▶ [Description of the task]:
Look for the string "text" in the material below. Copy every line where you find it.

BEGIN Provided information

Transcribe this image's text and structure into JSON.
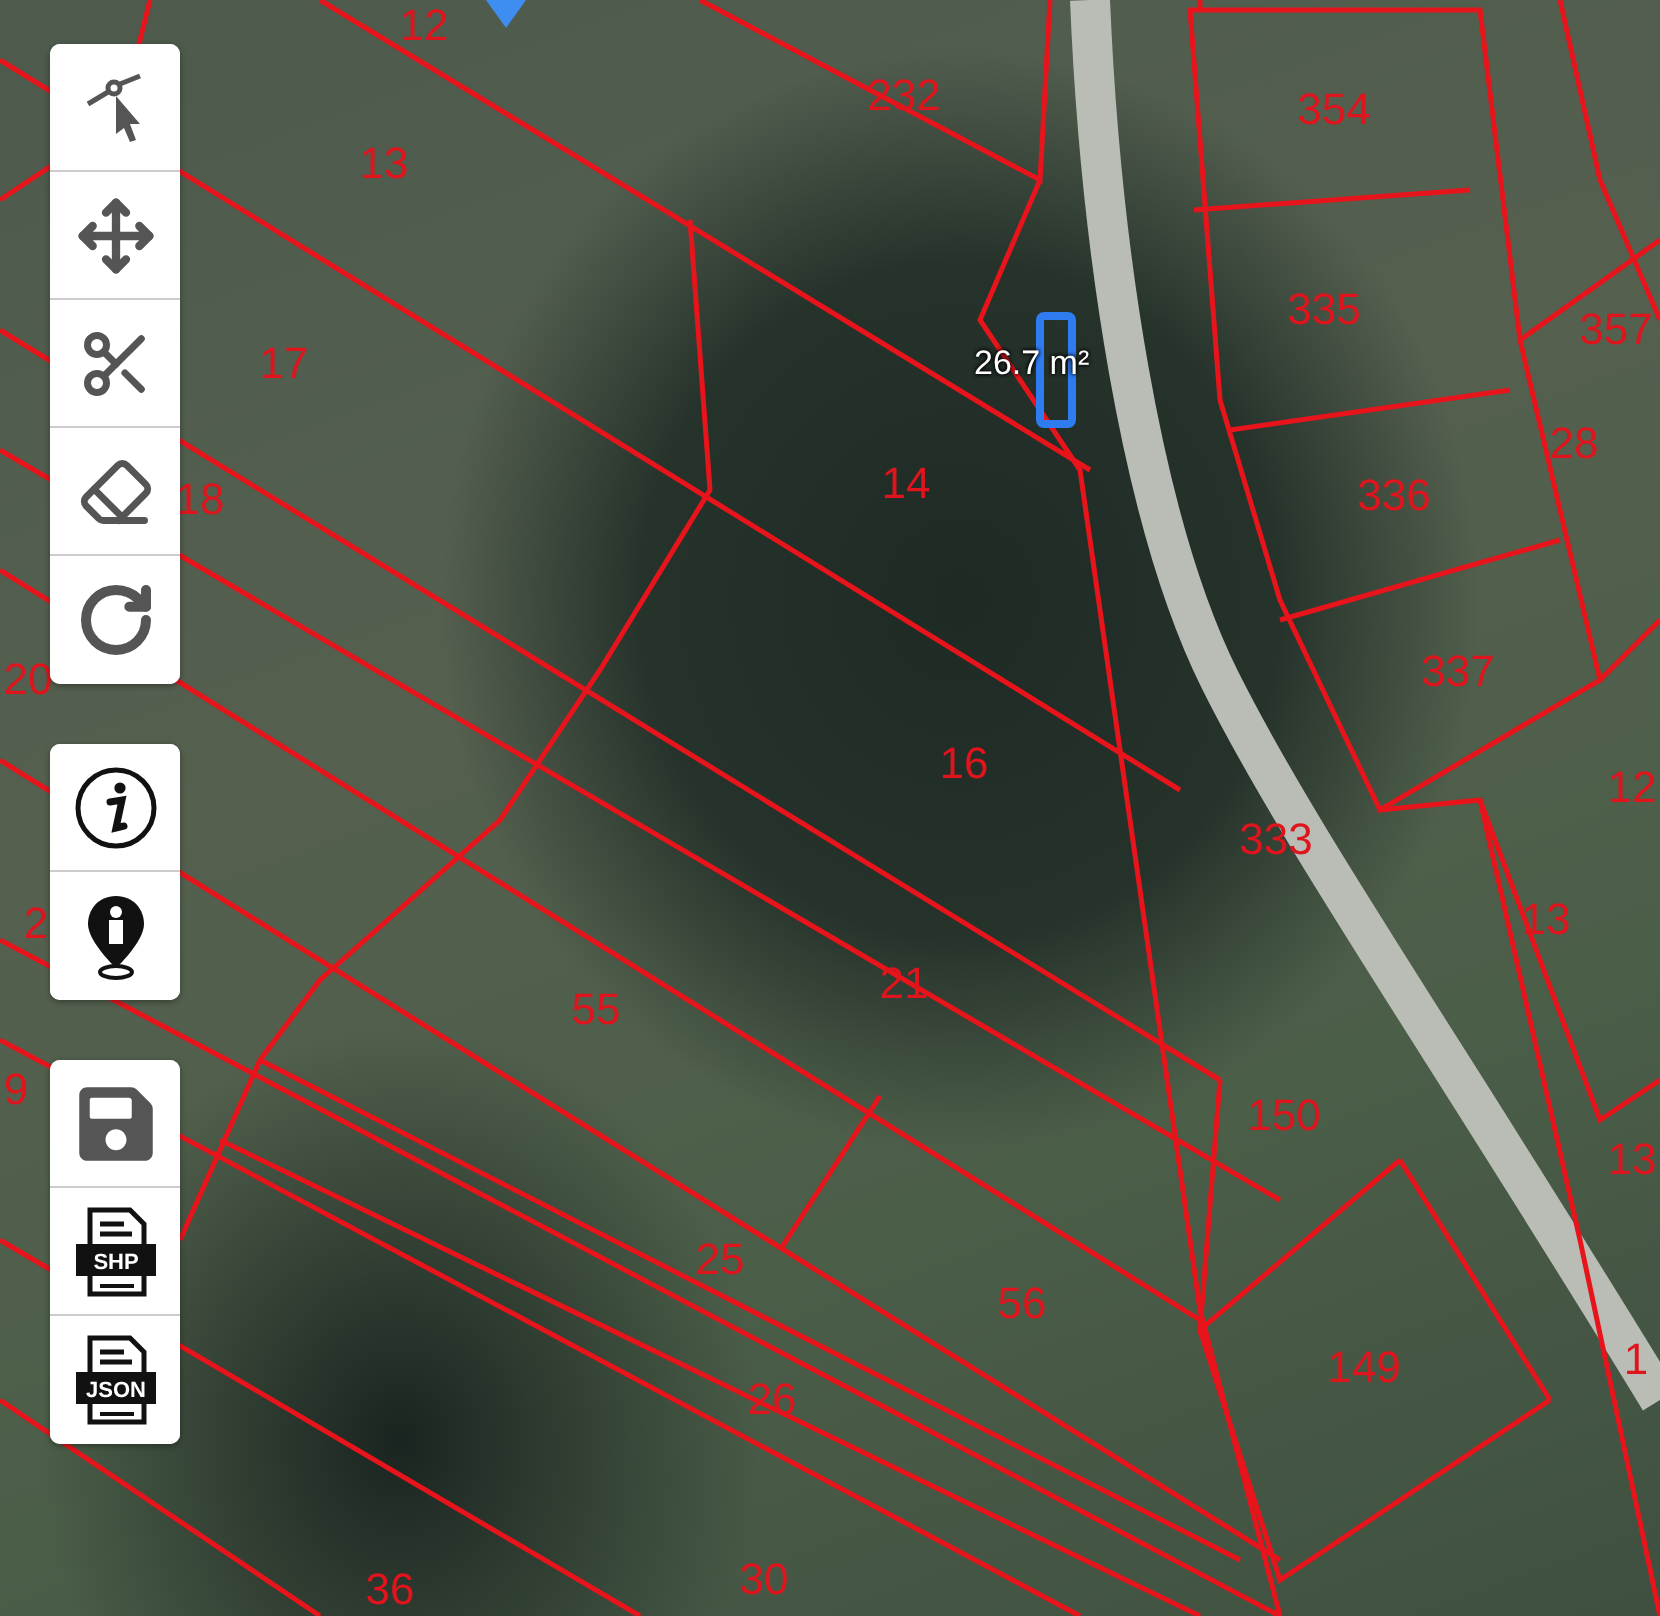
{
  "toolbar": {
    "groups": [
      {
        "tools": [
          {
            "kind": "draw"
          },
          {
            "kind": "move"
          },
          {
            "kind": "cut"
          },
          {
            "kind": "erase"
          },
          {
            "kind": "undo"
          }
        ]
      },
      {
        "tools": [
          {
            "kind": "info"
          },
          {
            "kind": "locate"
          }
        ]
      },
      {
        "tools": [
          {
            "kind": "save"
          },
          {
            "kind": "export",
            "label": "SHP"
          },
          {
            "kind": "export",
            "label": "JSON"
          }
        ]
      }
    ]
  },
  "measurement": {
    "text": "26.7 m²"
  },
  "parcels": [
    {
      "label": "12"
    },
    {
      "label": "232"
    },
    {
      "label": "354"
    },
    {
      "label": "13"
    },
    {
      "label": "335"
    },
    {
      "label": "357"
    },
    {
      "label": "17"
    },
    {
      "label": "28"
    },
    {
      "label": "18"
    },
    {
      "label": "14"
    },
    {
      "label": "336"
    },
    {
      "label": "20"
    },
    {
      "label": "337"
    },
    {
      "label": "16"
    },
    {
      "label": "12"
    },
    {
      "label": "333"
    },
    {
      "label": "2"
    },
    {
      "label": "13"
    },
    {
      "label": "55"
    },
    {
      "label": "21"
    },
    {
      "label": "9"
    },
    {
      "label": "150"
    },
    {
      "label": "13"
    },
    {
      "label": "25"
    },
    {
      "label": "56"
    },
    {
      "label": "149"
    },
    {
      "label": "1"
    },
    {
      "label": "26"
    },
    {
      "label": "36"
    },
    {
      "label": "30"
    }
  ]
}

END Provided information

▶ [Your solution]:
Transcribe this image's text and structure into JSON.
    "text": "26.7 m²"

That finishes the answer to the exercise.